Recently, Labor MP and former Australian Army officer Mike Kelly proposed a new form of civil service that could be mobilised in response to national emergencies like the climate-induced bushfires currently ravaging the country. While it is good to see bold solutions being proposed to deal with the climate emergency, the civil defence corps proposed by Dr Kelly is inherently flawed.
Conscription and national service occupy a controversial and contested ground in Australian history. The wartime mobilisations Dr Kelly points to in the 20th century were fiercely resisted by trade unions, churches and civil society. From the rejection of military conscription in the First World War through to the anti-war sentiments inspired by the Vietnam War, Australians have consistently opposed mandatory service requirements.
Mandatory service is unpalatable because of two key aspects. The first is the disproportionate way it affects different populations of Australians. Service is often exempt under certain circumstances, usually in ways that benefit more affluent families, making less fortunate, working class or culturally diverse communities more likely to be conscripted into service.
Secondly, and most importantly, mandatory service regimes are built on the idea that young people are rudderless and need to be taught the values of hard work against their will. This view is baseless, and academic studies of Australian youth show how hard young Australians are working. As a cohort, young Australians are overworked, overeducated and underpaid, and while they consistently list the environment and lack of jobs as the two most important issues affecting their generation, a year of mandatory service fighting fires is unlikely to lead to a safer climate or secure employment.
While the proposal is flawed, it is fundamentally grounded in reality. As Dr Kelly notes, the current crisis management system is no longer fit for purpose as the climate changes. Our firefighters are stretched well beyond normal limits, and there is little doubt that our ability to mobilise additional resources in times of crisis will become essential to our survival as extreme weather events become more common.
Yet Dr Kelly's civil defence corps is oddly reminiscent of the recently defunded Green Army initiative, created under former prime minister Tony Abbott as the environmental wing of the government's highly unpopular work-for-the-dole scheme.

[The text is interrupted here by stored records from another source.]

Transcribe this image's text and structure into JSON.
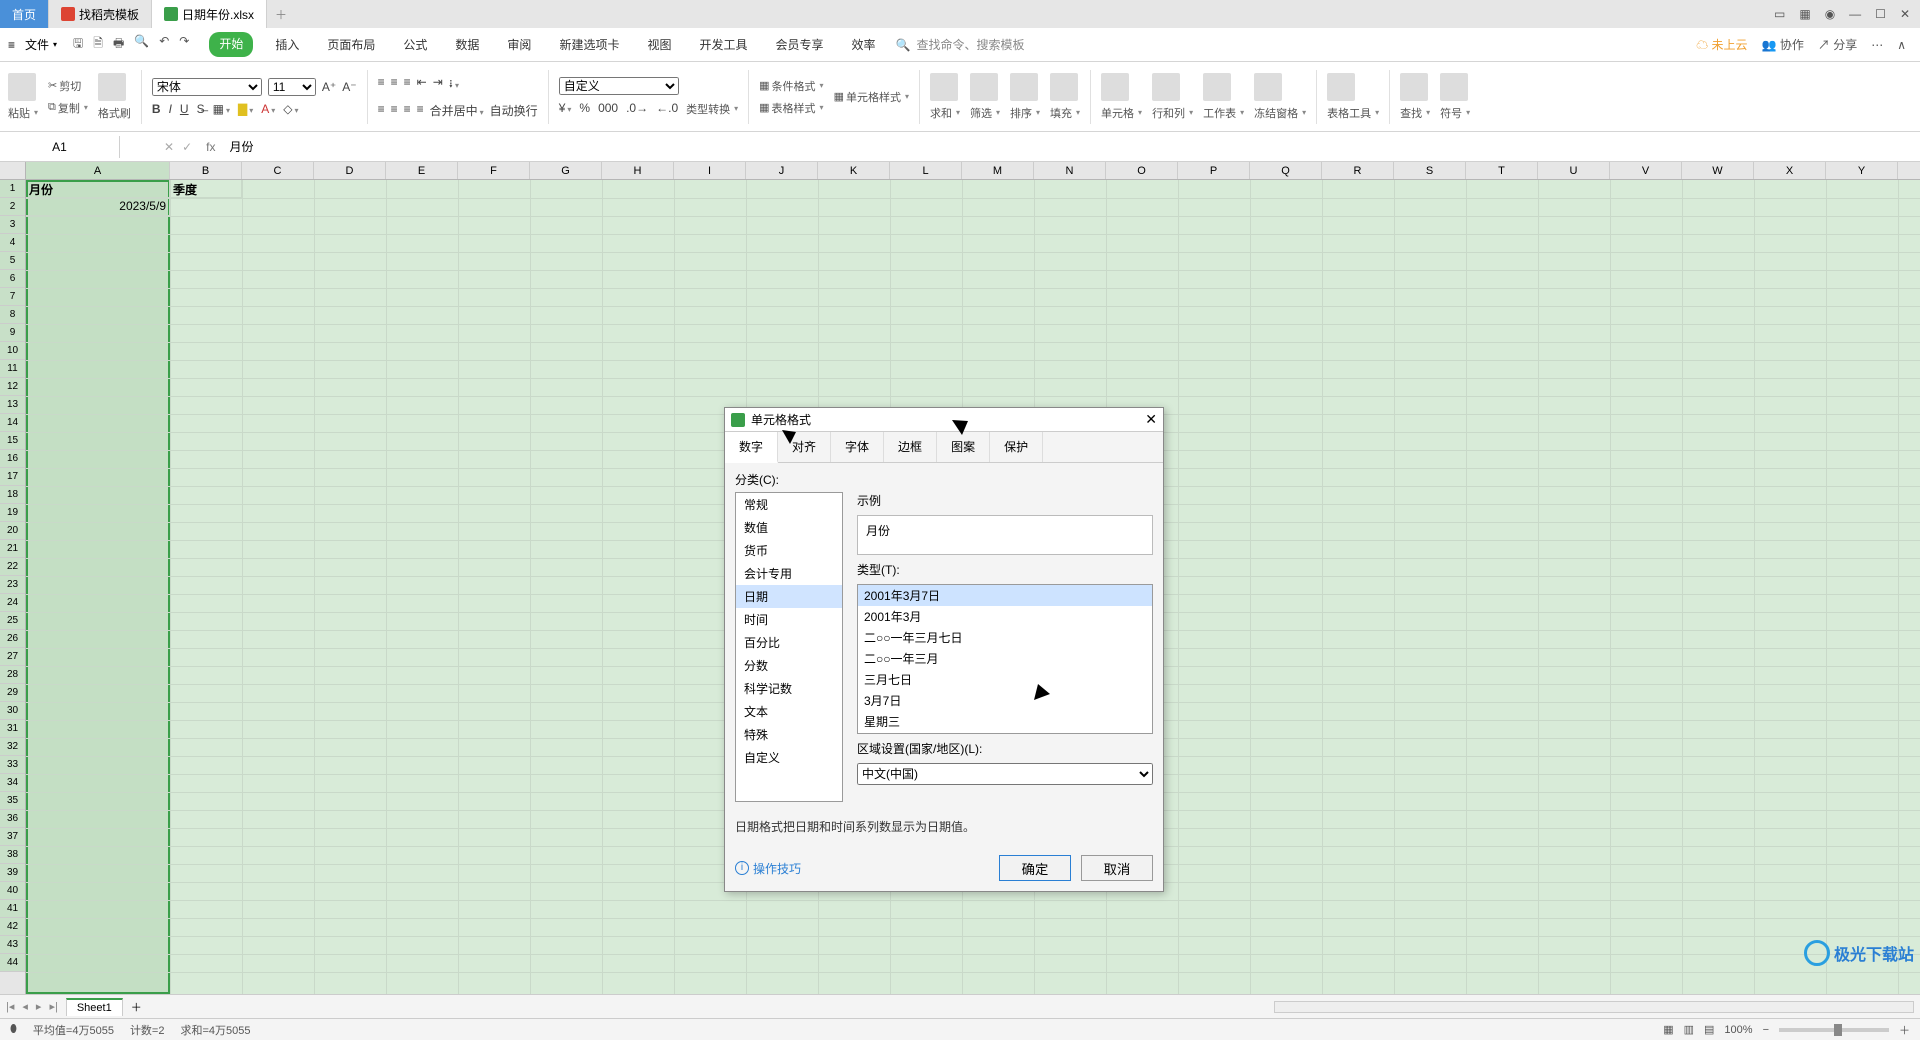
{
  "tabs": {
    "home": "首页",
    "template": "找稻壳模板",
    "file": "日期年份.xlsx"
  },
  "menu": {
    "file": "文件",
    "items": [
      "开始",
      "插入",
      "页面布局",
      "公式",
      "数据",
      "审阅",
      "新建选项卡",
      "视图",
      "开发工具",
      "会员专享",
      "效率"
    ],
    "search_placeholder": "查找命令、搜索模板",
    "cloud": "未上云",
    "coop": "协作",
    "share": "分享"
  },
  "ribbon": {
    "paste": "粘贴",
    "cut": "剪切",
    "copy": "复制",
    "fmtpaint": "格式刷",
    "font": "宋体",
    "size": "11",
    "merge": "合并居中",
    "wrap": "自动换行",
    "numfmt": "自定义",
    "typecvt": "类型转换",
    "condfmt": "条件格式",
    "tblstyle": "表格样式",
    "cellstyle": "单元格样式",
    "sum": "求和",
    "filter": "筛选",
    "sort": "排序",
    "fill": "填充",
    "cell": "单元格",
    "rowcol": "行和列",
    "sheet": "工作表",
    "freeze": "冻结窗格",
    "tbltools": "表格工具",
    "find": "查找",
    "symbol": "符号"
  },
  "fbar": {
    "ref": "A1",
    "fx": "fx",
    "value": "月份"
  },
  "columns": [
    "A",
    "B",
    "C",
    "D",
    "E",
    "F",
    "G",
    "H",
    "I",
    "J",
    "K",
    "L",
    "M",
    "N",
    "O",
    "P",
    "Q",
    "R",
    "S",
    "T",
    "U",
    "V",
    "W",
    "X",
    "Y"
  ],
  "cells": {
    "A1": "月份",
    "B1": "季度",
    "A2": "2023/5/9"
  },
  "dialog": {
    "title": "单元格格式",
    "tabs": [
      "数字",
      "对齐",
      "字体",
      "边框",
      "图案",
      "保护"
    ],
    "cat_label": "分类(C):",
    "categories": [
      "常规",
      "数值",
      "货币",
      "会计专用",
      "日期",
      "时间",
      "百分比",
      "分数",
      "科学记数",
      "文本",
      "特殊",
      "自定义"
    ],
    "cat_selected": "日期",
    "sample_label": "示例",
    "sample_value": "月份",
    "type_label": "类型(T):",
    "types": [
      "2001年3月7日",
      "2001年3月",
      "二○○一年三月七日",
      "二○○一年三月",
      "三月七日",
      "3月7日",
      "星期三"
    ],
    "type_selected": "2001年3月7日",
    "locale_label": "区域设置(国家/地区)(L):",
    "locale_value": "中文(中国)",
    "desc": "日期格式把日期和时间系列数显示为日期值。",
    "tips": "操作技巧",
    "ok": "确定",
    "cancel": "取消"
  },
  "sheet": {
    "name": "Sheet1"
  },
  "status": {
    "avg": "平均值=4万5055",
    "count": "计数=2",
    "sum": "求和=4万5055",
    "zoom": "100%"
  },
  "watermark": "极光下载站"
}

In 2015 the Green Army were mobilised for just under 50 disaster response projects around the country, mostly dealing with flood and storm recovery initiatives. This workforce was comprised of young Australians who were out of work, and employed them to do unskilled labouring, regardless of skills or qualifications. Worse still, there has been no evidence to suggest that the participants in this program found ongoing employment as a result of their participation.
That is because this kind of solution only deals with one side of the equation. We need to not only invest in strategies that are responsive and reactionary, but in preventative measures as well. We need to build permanent pathways for skilled and unskilled work that provide secure employment as well as contribute to disaster prevention.
Instead of investing in a Green Army Reserves, the government could create a dedicated institution that would oversee and manage our response to climate-induced disasters - a National Climate Response and Mitigation Authority. This body could operate as a branch within the Department of Home Affairs, and could provide employment across a range of skilled and unskilled areas.
Public servants would help to co-ordinate the activities of state-based emergency services, as well as preventative and regenerative specialists, such as arborists, environmental engineers, and planners. Labourers and tradespeople could be employed to build infrastructure that would make areas less prone to extreme weather events, such as water pipelines and dams.
The authority could draw on First Nations expertise regarding native plant propagation and land management, working with local elders to make sure vegetation is sustainable in the Australian climate. They could invest in research that investigates best-practice response to climate-induced disasters, as well as preventative technologies and techniques.
Most importantly, any investment in disaster response and management should be built on providing secure, ongoing employment to Australians of all ages, and ensure that career pathways are available that comply with our industrial relations framework.
Conscripting young people to be reservists in the climate war is not the solution. We need dedicated professionals who can help prevent crises, not just manage and respond to them. Only then can we attempt to combat the twin crises of environment and employment that threaten our country as the climate changes.
- Shirley Jackson is a senior economist at progressive think tank Per Capita.